-- THE TASK --
Go through the entries below and pick out every line with "Main".
BEGIN SUPPLIED RECORDS
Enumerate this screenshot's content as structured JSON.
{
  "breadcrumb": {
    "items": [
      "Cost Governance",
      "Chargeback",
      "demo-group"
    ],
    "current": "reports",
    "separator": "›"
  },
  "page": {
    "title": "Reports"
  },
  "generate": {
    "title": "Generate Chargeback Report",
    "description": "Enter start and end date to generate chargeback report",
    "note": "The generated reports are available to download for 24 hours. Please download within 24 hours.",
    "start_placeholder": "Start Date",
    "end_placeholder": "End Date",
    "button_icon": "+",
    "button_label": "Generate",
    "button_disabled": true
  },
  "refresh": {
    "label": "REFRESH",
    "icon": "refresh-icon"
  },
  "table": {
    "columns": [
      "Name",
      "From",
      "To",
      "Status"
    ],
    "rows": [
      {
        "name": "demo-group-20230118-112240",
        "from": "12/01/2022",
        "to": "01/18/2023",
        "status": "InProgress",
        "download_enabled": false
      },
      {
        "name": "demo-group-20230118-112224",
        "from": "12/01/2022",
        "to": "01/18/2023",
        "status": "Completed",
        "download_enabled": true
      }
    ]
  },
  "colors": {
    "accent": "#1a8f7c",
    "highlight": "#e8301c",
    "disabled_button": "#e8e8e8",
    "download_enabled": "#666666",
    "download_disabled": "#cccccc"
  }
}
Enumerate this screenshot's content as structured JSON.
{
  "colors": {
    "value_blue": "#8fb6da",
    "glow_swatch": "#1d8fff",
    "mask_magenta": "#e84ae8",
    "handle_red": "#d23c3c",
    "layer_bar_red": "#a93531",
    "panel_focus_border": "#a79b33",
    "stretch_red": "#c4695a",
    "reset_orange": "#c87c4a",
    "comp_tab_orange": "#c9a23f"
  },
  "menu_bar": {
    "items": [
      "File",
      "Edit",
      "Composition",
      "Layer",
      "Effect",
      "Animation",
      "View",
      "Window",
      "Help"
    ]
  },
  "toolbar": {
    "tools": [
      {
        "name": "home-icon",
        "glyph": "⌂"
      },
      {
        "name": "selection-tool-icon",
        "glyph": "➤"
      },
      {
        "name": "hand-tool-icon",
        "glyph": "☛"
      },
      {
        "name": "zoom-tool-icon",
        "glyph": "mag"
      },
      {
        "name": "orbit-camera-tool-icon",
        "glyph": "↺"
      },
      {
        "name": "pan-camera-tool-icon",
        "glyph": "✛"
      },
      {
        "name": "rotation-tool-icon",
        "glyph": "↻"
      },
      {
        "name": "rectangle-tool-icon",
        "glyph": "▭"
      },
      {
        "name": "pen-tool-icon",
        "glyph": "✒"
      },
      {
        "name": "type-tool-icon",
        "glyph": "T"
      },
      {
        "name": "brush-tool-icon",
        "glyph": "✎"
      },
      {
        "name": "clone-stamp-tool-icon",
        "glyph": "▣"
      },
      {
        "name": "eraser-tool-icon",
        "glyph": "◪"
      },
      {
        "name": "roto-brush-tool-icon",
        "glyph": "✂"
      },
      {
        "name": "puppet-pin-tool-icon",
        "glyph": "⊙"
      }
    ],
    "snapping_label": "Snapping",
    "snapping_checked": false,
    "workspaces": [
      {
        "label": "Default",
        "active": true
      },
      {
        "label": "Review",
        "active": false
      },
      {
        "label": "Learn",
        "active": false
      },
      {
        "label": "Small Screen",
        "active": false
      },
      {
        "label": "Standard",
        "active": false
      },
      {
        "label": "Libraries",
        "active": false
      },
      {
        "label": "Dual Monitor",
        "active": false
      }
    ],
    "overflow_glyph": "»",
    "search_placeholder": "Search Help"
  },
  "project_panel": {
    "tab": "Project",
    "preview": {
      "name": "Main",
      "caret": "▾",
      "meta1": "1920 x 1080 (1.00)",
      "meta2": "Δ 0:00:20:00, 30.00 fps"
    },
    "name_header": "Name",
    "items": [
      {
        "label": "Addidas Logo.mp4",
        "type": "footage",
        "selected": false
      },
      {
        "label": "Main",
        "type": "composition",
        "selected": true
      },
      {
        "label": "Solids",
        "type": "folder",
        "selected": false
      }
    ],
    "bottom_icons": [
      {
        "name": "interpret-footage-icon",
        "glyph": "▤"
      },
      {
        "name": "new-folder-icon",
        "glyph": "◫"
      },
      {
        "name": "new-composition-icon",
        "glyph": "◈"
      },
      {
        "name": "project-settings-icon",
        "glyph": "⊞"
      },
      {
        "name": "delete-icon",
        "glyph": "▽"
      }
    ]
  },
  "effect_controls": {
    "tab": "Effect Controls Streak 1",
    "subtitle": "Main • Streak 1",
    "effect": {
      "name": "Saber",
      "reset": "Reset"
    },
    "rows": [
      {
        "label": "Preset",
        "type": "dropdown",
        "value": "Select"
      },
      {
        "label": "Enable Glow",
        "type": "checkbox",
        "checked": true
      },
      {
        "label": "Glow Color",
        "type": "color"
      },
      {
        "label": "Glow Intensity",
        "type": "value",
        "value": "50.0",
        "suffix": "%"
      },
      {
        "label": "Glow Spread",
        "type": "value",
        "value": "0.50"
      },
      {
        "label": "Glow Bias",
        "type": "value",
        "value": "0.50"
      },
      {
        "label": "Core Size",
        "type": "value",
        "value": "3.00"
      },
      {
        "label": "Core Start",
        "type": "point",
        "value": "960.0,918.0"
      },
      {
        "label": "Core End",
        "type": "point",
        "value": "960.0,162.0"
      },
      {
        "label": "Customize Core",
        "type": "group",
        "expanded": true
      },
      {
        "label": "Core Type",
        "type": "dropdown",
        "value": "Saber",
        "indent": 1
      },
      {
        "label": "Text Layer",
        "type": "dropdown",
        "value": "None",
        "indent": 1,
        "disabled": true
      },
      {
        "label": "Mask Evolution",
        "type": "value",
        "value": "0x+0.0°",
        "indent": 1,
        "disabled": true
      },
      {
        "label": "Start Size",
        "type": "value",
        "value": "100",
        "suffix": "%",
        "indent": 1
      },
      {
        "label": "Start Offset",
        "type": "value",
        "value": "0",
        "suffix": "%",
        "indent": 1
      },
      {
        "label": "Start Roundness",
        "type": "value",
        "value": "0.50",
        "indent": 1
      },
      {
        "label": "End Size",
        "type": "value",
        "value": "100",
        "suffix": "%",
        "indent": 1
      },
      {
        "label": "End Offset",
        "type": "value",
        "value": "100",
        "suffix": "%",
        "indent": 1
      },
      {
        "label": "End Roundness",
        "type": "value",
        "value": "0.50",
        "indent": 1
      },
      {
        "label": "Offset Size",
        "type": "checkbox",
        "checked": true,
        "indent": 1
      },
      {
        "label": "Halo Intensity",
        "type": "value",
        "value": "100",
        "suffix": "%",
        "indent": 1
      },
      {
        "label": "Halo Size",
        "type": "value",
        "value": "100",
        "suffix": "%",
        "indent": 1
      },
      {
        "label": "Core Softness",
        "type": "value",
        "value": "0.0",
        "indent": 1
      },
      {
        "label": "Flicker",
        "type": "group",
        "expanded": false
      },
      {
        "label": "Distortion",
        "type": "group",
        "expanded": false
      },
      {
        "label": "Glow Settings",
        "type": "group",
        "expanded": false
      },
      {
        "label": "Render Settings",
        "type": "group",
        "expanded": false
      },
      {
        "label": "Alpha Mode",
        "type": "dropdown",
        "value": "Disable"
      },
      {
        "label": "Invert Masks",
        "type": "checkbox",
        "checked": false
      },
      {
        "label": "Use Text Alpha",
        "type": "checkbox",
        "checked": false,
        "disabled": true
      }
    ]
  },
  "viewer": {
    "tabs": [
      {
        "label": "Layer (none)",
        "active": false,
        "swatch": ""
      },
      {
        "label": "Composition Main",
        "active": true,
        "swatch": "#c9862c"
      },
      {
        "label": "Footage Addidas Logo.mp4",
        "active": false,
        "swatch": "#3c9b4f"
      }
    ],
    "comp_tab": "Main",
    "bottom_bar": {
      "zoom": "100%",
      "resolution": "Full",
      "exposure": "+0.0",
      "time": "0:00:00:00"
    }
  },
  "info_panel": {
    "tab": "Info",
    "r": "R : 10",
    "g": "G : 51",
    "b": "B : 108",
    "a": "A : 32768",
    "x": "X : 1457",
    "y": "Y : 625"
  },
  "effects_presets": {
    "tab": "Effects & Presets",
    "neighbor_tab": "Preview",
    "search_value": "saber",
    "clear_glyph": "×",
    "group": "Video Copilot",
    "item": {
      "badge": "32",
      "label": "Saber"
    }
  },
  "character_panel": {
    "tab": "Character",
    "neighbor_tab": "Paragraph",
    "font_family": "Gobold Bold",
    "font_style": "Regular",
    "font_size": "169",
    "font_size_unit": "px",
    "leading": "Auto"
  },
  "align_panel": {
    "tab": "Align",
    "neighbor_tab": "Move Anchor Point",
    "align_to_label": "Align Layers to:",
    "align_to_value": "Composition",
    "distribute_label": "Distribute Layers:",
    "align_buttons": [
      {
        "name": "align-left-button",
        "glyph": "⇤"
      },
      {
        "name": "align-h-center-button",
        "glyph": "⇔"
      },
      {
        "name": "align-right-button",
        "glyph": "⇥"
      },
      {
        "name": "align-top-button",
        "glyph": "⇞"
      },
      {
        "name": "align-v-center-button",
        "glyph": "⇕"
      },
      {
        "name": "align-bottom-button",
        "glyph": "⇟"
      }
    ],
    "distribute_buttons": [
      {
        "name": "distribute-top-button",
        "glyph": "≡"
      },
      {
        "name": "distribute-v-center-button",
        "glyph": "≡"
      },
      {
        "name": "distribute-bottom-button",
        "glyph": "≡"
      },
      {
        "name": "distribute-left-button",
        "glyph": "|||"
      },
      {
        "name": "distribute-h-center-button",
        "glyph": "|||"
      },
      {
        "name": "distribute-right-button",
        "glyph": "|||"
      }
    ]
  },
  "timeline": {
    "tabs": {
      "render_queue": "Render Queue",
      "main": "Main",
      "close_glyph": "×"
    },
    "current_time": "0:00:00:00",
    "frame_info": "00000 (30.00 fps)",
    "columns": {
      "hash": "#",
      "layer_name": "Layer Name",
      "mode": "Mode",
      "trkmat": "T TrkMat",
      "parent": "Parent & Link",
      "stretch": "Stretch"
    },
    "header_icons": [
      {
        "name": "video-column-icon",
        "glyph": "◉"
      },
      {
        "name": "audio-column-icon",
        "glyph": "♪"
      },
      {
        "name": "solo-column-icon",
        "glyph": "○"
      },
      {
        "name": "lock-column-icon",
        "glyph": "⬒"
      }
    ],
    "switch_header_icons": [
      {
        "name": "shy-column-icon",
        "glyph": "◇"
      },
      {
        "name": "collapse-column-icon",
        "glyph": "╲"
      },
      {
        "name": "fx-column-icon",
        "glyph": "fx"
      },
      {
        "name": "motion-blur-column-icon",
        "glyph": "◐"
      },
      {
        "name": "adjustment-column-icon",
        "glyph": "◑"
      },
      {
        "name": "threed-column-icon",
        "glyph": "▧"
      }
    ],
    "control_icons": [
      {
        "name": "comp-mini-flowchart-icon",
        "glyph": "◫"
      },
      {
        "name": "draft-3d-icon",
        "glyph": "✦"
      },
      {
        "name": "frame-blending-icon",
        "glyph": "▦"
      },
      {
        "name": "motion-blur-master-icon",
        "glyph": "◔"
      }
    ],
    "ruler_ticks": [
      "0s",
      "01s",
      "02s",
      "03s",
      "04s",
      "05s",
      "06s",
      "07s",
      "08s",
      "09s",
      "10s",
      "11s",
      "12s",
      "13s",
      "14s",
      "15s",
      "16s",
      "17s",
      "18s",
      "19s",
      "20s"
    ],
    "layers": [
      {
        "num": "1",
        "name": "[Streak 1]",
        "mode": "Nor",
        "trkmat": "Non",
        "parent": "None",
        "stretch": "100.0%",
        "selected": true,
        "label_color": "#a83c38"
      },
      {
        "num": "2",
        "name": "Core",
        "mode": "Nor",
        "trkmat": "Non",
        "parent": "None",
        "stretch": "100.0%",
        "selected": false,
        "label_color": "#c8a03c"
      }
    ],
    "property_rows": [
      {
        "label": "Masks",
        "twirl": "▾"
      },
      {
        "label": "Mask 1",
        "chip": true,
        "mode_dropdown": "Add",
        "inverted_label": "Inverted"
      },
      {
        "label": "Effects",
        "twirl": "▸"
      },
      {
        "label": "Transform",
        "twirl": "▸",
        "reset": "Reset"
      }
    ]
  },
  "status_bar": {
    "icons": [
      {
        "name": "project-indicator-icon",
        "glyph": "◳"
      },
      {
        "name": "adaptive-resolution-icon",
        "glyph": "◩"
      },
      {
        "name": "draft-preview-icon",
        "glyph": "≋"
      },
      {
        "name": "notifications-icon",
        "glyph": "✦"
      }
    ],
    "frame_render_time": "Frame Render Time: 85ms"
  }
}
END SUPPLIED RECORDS
-- WRITTEN ANSWER --
      "name": "Main",
        "label": "Main",
    "subtitle": "Main • Streak 1",
        "label": "Composition Main",
    "comp_tab": "Main",
      "main": "Main",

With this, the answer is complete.